RAW DATA
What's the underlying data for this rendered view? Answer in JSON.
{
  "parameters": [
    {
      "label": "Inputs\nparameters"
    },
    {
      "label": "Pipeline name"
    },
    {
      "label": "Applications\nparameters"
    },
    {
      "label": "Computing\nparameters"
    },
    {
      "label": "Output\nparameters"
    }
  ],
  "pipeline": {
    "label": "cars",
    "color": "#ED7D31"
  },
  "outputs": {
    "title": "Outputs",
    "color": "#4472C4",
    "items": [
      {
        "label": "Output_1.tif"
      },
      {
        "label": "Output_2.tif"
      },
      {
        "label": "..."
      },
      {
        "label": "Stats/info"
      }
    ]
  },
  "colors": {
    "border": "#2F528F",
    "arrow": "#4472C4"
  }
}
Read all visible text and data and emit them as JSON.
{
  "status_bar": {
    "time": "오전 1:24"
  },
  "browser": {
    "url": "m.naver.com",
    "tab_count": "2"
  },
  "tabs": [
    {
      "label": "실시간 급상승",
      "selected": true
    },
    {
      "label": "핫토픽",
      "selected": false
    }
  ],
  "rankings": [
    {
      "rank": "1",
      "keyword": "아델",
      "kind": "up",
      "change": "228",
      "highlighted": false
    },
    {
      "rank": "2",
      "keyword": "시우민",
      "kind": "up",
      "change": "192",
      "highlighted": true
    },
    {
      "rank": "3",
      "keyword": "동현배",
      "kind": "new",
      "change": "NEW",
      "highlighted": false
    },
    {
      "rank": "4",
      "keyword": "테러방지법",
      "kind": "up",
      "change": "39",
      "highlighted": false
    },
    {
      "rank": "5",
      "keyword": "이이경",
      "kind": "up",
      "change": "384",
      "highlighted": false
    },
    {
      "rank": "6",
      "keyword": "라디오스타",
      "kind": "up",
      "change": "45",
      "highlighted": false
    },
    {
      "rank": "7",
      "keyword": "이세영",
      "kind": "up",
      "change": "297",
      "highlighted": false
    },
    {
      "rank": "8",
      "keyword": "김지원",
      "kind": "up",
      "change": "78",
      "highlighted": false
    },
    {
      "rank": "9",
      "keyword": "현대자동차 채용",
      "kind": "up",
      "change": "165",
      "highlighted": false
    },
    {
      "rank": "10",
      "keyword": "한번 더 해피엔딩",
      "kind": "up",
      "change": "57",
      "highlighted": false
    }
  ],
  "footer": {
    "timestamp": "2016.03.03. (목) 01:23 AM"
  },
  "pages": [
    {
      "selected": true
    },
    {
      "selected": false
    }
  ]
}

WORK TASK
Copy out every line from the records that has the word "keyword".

PROBLEM SOLUTION
      "keyword": "아델",
      "keyword": "시우민",
      "keyword": "동현배",
      "keyword": "테러방지법",
      "keyword": "이이경",
      "keyword": "라디오스타",
      "keyword": "이세영",
      "keyword": "김지원",
      "keyword": "현대자동차 채용",
      "keyword": "한번 더 해피엔딩",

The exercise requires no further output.